The world is not doing enough. So what else is there; we can harness the power of the sun. Australia is blessed with its richness in solar penetration. Australia is a land of abundant sun and should be moving to exploit this on a huge scale, which is supported by the space to do so. Australia is in the prime position to e capitalise on its potential to innovate and create a true renewable nation. We could lead the charge. The exciting part to going ‘TRUE GREEN AND CLEAN ENERGY’, is the ability to create jobs and to lead the charge on innovation and more excitingly the ability to leverage this to create a true circular economy in a green clean way. Lets not hide behind the wonderful Harvard buzzwords that drive a flurry of activity that lasts for but a moment before we all loose interest. Lets stay focused. True success in any industry is driven by their social responsibility. Their need and desire to drive their value chain to deliver products and services in a clean way. From concept to commission to end and afterlife of all products produced. From sun to sea there are amazing Australian innovations such as the Camilleri Turbine which minimises environmental impacts whilst optimising clean and efficient power production. Our nation is abundant with innovations to eliminate the negative impacts of legacy fuel generating solutions.

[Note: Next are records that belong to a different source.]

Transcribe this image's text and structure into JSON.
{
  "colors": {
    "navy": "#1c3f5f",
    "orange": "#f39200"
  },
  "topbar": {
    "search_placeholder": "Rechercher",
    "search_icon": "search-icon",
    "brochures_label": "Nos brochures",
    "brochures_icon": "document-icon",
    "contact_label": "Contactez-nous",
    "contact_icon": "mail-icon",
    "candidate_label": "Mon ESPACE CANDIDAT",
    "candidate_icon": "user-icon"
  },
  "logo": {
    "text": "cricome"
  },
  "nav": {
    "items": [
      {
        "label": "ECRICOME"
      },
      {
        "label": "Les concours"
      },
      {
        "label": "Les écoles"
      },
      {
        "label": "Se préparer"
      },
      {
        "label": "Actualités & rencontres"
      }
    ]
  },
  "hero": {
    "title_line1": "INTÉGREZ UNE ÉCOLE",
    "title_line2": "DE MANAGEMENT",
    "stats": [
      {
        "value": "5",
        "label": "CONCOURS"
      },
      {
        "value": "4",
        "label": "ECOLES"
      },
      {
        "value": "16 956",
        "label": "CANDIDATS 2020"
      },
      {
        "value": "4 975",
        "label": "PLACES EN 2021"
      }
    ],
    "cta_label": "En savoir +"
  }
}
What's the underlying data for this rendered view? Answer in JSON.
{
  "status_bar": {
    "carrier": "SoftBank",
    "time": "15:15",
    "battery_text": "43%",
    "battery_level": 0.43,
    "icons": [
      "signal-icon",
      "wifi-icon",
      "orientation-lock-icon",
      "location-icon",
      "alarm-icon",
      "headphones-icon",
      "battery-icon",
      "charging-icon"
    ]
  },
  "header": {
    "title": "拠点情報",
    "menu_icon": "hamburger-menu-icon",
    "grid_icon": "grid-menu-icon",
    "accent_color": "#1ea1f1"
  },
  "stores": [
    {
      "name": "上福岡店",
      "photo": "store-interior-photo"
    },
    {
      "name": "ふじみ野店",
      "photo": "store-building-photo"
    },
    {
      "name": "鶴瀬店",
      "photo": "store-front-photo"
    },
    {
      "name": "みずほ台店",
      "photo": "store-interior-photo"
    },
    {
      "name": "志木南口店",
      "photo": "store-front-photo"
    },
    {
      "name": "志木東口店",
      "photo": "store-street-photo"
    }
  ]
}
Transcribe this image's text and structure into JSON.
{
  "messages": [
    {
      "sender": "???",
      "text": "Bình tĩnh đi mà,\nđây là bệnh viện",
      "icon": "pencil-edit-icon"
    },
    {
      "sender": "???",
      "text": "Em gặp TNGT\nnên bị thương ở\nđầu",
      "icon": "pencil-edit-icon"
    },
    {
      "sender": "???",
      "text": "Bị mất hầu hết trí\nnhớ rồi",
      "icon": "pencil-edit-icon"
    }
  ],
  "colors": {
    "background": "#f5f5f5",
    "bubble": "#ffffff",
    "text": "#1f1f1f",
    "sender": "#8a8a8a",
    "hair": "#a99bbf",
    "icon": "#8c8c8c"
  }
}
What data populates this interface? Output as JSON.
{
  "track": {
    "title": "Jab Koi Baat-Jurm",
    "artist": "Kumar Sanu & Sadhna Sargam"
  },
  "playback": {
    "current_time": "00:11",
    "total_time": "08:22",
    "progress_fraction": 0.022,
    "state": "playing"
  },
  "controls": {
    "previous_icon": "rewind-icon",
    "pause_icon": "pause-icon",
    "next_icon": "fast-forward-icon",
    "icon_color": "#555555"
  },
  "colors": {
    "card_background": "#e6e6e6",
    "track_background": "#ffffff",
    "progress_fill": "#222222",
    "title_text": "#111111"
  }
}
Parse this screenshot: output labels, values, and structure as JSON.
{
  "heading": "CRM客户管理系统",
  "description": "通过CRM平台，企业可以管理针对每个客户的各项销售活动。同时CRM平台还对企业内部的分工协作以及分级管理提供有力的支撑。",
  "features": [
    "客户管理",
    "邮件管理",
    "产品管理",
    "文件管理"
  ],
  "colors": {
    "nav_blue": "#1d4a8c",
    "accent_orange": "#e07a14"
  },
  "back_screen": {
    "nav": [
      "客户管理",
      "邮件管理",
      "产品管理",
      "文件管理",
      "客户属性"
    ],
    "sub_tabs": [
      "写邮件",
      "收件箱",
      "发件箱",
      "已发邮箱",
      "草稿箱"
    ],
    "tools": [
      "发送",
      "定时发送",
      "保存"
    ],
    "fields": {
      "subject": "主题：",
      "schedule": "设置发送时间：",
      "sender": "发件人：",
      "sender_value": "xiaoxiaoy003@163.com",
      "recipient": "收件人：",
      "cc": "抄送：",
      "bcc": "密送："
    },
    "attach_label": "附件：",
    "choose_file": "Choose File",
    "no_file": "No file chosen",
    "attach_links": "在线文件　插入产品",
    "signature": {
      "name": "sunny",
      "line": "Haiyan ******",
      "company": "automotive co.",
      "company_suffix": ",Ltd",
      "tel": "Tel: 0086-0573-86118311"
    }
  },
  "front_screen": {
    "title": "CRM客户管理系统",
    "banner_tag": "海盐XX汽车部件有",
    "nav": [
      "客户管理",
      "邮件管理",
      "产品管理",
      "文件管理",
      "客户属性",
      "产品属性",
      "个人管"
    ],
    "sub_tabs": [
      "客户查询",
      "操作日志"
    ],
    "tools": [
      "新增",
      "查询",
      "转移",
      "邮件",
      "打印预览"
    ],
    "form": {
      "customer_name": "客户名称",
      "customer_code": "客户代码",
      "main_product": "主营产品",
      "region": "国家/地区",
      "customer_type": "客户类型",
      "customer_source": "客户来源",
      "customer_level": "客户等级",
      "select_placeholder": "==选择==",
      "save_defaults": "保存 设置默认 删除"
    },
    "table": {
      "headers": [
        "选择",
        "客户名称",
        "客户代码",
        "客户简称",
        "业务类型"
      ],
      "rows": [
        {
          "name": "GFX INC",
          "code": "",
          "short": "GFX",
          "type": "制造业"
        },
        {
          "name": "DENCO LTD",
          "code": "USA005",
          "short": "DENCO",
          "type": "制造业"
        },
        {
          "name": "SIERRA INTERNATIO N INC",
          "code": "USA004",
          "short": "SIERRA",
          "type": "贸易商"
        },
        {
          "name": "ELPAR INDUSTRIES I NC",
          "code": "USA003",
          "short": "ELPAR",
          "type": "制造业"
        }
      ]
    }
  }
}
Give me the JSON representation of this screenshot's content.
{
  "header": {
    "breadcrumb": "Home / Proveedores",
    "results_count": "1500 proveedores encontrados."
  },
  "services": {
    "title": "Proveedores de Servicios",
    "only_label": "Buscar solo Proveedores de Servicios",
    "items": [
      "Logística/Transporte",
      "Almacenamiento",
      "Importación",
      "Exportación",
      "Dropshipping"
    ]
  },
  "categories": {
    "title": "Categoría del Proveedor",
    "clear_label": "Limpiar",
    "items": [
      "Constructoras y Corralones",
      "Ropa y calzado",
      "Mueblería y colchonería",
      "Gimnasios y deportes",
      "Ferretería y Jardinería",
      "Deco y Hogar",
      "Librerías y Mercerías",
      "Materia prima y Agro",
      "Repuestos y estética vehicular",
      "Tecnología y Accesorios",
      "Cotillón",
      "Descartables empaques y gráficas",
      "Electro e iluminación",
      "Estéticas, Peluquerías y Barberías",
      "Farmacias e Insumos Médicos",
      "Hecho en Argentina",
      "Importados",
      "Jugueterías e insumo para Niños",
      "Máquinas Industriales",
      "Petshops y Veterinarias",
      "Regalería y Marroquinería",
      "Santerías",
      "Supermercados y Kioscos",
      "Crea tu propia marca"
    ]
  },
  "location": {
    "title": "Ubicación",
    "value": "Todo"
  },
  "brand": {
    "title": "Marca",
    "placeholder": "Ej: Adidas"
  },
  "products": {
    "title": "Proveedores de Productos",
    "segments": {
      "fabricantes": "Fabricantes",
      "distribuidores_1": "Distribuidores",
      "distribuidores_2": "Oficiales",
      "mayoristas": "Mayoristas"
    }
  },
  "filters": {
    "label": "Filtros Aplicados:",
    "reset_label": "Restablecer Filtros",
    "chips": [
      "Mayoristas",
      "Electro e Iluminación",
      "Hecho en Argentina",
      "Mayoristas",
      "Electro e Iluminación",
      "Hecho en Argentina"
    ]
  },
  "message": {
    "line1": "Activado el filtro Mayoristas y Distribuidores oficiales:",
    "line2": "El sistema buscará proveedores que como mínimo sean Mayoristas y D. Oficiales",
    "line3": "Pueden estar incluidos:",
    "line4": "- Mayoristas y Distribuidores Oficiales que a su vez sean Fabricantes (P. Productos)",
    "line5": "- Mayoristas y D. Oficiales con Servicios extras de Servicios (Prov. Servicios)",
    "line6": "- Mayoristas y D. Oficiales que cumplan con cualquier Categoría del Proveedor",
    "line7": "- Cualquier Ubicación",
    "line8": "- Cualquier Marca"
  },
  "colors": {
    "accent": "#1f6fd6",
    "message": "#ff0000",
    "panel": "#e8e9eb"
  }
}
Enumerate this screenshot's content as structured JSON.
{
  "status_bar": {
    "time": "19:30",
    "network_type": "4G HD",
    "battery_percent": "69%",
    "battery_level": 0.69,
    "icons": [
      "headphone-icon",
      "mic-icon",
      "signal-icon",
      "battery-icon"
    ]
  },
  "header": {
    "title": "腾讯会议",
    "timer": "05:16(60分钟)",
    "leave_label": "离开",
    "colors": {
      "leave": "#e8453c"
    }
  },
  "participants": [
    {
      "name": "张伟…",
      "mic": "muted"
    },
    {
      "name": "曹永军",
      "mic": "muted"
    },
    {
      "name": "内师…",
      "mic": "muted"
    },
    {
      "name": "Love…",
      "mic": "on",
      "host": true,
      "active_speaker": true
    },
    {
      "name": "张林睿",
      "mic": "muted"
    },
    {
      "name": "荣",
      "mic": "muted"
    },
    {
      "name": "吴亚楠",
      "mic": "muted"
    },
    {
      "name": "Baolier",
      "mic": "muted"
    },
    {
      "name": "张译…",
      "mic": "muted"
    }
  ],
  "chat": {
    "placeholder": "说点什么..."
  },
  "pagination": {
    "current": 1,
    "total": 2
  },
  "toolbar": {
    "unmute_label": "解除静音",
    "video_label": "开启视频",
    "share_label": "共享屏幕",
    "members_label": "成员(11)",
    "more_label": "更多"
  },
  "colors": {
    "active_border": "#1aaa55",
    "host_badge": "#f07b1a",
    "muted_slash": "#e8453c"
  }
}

Cities and regions such as Logan City in Queensland Australia is exciting as they have a focus on recycling, renewable and the circular economy. A region in which they stand behind their very values and actively work together with business, industry and the community to achieve a true socially responsible city. I know many people look to see if they are living in a city that is ‘smart’, but what is a smart city? Is it just based on the technology and the ease of living? In the true sense of a smart city the answer is NO! A smart city looks to protect its environment (financial, social and environmental) long into the future and future proofs in all elements.